But what upsets me most about this movie isn’t that it’s unoriginal. It’s more that it’s a really, really, really bad movie. When you think of Peter Pan, what do you picture? A magical adventure to a fantasy world full of fairies, mermaids, and pirates where things beyond belief happen. Pan has those elements, sure, but they aren’t magical. In fact, they’re executed to the point of “Well, we have to since it’s a Peter Pan story” rather than a “Let’s take the audience on a fantastic journey, where they’ll be reminded of the magic of imagination and childhood.” For a story rooted in magic and youthfulness, this was an uninspiring and tired way to showcase that.
And then, of course, there are all of the other issues that make Pan the craptastic mess it is. The cheesy CGI in Peter’s flying scenes takes away from what was the movie’s only “Wow!” plot point. Then there’s Garrett Hedlund playing young James Hook as if he were Indiana Jones stuck in the Old West with a voice like Optimus Prime. Or Hugh Jackman’s terrible wig and costuming for Blackbeard, which was borderline cultural appropriation (I’m not talking the Spanish conquistador look. I mean the Asian-inspired look).
And don’t even get me started on goddamn Tigerlily. Not only was her minimal speaking, eye-candy role a waste of a potentially good character, but there’s the whitewashing issue that keeps happening in film (See: Exodus: Gods and Kings). Fine, you want to cast a white woman to play Tigerlily because (and I quote) “There’s a misconception about the ethnicity of the original character, and we felt no obligation to perpetuate that misconception.” Sure. But then why did you cast a white British boy as Peter? You weren’t obligated.
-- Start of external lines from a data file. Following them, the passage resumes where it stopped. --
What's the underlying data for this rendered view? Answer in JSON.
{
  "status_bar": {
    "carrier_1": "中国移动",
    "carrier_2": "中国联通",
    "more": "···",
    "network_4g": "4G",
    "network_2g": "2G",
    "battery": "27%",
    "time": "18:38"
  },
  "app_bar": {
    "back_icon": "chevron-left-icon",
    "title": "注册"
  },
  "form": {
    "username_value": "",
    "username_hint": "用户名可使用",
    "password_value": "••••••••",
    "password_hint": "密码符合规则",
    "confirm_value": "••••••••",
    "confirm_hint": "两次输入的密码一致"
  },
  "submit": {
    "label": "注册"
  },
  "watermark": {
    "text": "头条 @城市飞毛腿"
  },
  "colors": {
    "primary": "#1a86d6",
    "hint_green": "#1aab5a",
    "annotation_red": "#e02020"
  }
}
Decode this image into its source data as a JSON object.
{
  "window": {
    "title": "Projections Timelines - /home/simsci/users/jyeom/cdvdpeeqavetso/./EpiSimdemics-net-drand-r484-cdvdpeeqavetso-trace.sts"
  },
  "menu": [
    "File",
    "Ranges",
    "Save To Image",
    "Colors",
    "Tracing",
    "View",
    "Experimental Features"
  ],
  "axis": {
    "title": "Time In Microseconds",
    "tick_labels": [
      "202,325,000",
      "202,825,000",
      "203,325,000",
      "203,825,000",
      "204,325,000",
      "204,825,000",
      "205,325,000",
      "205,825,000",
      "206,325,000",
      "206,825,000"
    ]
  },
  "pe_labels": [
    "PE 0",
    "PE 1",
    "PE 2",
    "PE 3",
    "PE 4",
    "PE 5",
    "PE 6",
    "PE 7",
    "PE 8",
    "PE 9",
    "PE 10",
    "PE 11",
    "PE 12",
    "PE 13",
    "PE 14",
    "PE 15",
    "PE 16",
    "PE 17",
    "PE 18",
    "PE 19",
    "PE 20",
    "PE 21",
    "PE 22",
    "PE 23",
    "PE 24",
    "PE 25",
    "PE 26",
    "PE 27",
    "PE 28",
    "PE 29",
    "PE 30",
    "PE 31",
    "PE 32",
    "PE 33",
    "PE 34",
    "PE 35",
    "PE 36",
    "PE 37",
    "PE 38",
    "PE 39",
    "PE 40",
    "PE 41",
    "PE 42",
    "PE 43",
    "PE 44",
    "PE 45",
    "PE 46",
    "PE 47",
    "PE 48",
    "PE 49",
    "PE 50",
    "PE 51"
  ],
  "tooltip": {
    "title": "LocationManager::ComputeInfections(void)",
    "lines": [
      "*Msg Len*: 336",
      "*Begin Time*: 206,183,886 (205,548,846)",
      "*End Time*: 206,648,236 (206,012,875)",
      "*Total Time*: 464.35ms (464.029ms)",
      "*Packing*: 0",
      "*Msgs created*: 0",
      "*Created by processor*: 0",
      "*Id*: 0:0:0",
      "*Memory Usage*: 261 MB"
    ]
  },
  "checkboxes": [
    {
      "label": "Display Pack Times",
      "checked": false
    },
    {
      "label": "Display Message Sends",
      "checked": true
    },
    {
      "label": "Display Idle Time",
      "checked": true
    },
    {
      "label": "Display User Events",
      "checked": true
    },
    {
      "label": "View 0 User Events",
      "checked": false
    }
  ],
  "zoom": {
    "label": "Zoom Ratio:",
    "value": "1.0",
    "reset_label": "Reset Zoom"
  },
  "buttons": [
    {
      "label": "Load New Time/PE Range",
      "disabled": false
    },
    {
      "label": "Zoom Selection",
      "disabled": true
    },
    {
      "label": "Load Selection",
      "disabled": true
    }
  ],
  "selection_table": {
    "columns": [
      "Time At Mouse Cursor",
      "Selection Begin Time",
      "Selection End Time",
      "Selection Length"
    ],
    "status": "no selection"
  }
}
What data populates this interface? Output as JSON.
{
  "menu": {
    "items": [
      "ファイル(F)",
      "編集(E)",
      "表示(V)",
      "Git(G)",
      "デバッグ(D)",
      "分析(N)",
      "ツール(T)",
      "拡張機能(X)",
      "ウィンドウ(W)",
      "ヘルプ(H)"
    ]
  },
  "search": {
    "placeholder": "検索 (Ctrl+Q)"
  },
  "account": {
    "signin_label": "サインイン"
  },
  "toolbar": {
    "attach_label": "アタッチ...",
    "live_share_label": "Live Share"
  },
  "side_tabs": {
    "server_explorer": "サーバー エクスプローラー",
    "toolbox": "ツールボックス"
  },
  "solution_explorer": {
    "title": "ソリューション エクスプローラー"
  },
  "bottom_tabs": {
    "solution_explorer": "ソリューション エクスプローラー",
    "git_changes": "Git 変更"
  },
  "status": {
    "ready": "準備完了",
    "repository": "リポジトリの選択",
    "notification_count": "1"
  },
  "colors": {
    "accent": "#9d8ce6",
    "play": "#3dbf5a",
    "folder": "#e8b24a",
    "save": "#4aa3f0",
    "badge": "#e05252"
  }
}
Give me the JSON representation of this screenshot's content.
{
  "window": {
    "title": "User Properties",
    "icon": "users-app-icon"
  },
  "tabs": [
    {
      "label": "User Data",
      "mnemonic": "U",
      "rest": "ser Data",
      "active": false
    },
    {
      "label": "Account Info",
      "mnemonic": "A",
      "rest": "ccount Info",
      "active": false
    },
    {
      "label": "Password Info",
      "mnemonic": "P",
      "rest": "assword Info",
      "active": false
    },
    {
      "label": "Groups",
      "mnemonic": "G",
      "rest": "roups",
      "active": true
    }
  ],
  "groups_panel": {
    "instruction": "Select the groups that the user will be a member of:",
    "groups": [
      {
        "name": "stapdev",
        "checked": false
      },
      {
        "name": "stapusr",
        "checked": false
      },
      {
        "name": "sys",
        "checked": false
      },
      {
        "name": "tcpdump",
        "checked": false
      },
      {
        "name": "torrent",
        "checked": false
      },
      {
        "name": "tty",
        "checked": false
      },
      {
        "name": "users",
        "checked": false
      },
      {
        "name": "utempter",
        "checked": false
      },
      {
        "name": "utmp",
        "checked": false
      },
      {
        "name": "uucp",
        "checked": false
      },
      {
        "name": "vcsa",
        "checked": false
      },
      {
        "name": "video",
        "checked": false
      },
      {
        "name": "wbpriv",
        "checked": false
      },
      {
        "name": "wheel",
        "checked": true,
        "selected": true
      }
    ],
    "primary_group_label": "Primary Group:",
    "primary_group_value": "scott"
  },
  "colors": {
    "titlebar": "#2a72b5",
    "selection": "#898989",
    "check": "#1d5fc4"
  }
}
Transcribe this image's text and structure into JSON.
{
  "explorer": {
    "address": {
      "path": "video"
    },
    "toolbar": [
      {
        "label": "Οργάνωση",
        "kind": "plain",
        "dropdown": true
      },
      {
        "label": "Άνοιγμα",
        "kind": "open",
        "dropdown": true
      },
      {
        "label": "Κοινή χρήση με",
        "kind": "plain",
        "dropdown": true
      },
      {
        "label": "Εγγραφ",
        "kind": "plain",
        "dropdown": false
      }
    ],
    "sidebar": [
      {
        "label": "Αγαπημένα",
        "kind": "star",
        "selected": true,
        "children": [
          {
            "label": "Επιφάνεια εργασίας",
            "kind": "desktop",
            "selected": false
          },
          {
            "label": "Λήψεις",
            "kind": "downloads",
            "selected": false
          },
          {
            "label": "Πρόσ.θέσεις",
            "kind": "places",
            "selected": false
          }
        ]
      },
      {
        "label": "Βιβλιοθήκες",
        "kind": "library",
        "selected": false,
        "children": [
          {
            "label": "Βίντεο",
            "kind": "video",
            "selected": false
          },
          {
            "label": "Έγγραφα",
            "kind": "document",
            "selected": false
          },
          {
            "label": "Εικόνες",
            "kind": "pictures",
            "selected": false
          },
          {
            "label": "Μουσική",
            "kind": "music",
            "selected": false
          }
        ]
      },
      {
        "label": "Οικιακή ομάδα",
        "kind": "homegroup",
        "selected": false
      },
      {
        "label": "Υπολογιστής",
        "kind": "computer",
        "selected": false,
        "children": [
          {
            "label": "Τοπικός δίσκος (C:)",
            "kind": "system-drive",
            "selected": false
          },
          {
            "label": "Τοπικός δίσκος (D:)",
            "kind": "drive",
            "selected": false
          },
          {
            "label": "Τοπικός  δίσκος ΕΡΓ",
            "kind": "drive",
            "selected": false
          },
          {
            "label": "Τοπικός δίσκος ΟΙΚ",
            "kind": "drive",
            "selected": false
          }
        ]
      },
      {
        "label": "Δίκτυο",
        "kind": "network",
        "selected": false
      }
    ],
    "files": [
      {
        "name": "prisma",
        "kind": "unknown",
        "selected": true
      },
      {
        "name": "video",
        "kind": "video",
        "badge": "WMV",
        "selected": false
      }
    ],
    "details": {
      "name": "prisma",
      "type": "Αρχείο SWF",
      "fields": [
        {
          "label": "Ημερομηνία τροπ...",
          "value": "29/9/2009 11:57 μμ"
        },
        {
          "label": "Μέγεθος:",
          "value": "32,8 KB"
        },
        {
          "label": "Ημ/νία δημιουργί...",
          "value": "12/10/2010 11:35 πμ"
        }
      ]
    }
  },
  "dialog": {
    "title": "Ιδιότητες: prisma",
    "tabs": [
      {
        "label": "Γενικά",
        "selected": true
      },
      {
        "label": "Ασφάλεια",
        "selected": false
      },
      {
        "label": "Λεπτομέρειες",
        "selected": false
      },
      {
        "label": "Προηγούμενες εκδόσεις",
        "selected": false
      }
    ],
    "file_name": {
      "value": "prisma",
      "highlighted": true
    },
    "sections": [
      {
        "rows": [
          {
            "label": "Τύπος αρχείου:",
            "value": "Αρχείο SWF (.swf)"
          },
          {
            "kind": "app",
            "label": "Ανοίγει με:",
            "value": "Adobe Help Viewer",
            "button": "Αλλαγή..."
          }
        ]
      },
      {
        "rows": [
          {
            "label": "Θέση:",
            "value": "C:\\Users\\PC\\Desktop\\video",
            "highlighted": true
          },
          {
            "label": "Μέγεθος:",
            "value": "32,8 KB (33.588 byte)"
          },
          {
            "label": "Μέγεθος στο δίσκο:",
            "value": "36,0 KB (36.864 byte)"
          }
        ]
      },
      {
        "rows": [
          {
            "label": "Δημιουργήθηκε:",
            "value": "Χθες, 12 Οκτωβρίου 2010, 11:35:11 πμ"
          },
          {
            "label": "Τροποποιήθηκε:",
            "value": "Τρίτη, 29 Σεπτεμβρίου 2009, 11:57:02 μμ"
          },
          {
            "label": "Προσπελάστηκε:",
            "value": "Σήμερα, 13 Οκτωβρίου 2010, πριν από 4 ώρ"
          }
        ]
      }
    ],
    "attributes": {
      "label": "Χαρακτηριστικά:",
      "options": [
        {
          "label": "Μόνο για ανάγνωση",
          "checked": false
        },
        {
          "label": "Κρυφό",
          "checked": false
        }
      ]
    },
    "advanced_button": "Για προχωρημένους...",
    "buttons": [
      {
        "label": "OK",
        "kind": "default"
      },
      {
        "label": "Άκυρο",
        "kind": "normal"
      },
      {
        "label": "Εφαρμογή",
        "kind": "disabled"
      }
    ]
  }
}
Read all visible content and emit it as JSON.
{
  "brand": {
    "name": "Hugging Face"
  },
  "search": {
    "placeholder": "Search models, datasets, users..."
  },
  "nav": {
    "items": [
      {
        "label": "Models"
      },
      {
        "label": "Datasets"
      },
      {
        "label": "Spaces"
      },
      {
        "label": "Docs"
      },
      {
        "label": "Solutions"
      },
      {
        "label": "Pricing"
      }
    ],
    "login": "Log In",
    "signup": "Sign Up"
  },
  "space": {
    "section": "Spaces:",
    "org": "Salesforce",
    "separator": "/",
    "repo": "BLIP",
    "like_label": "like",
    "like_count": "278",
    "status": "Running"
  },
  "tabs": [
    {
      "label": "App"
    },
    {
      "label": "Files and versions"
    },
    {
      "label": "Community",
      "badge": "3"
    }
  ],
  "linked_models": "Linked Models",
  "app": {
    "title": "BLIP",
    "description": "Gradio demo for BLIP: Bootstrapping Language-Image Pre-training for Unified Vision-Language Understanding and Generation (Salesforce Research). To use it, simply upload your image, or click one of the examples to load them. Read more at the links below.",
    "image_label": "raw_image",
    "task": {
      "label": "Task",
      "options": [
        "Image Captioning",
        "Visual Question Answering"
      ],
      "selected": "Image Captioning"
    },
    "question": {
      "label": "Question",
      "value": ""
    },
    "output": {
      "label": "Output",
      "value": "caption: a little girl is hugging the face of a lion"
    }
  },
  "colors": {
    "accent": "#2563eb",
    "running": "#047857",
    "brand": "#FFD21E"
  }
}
It should be noted that Pan does have people of all ethnicities among its cast throughout the movie. But most of them are extras in the background during the orphanage, pirate ship, mine, and native scenes.
And the only people of color who get speaking roles? All relegated to secondary and tertiary roles: Blackbeard’s right hand man Bishop (Nonso Anozie), Hook’s soon-to-be right hand Smee (Adeel Akhtar), and Chief (Jack Charles), who leads the native tribe and gets all of two lines before he’s killed off for White Tigerlily. It’s bad enough that Peter is a White Savior. And then the assclowns behind this movie go and set everything back even farther. Great.
Overall, Pan might look like it’s going to be “interesting” because it’s telling the story of how Peter Pan and James Hook met and became friends before their infamous rivalry. But no. It’s a whitewashed pile of garbage that doesn’t even take advantage of its imaginative and magical source material to show us the wonder of youth. And in case you need more reason to avoid Pan, they also try to make it cool by singing “Smells Like Teen Spirit” and “Blitzkrieg Bop.” LOL NOPE.
For my radio review of Pan on “Pat & JT in the Morning,” visit this link (starts around the 32:07 mark)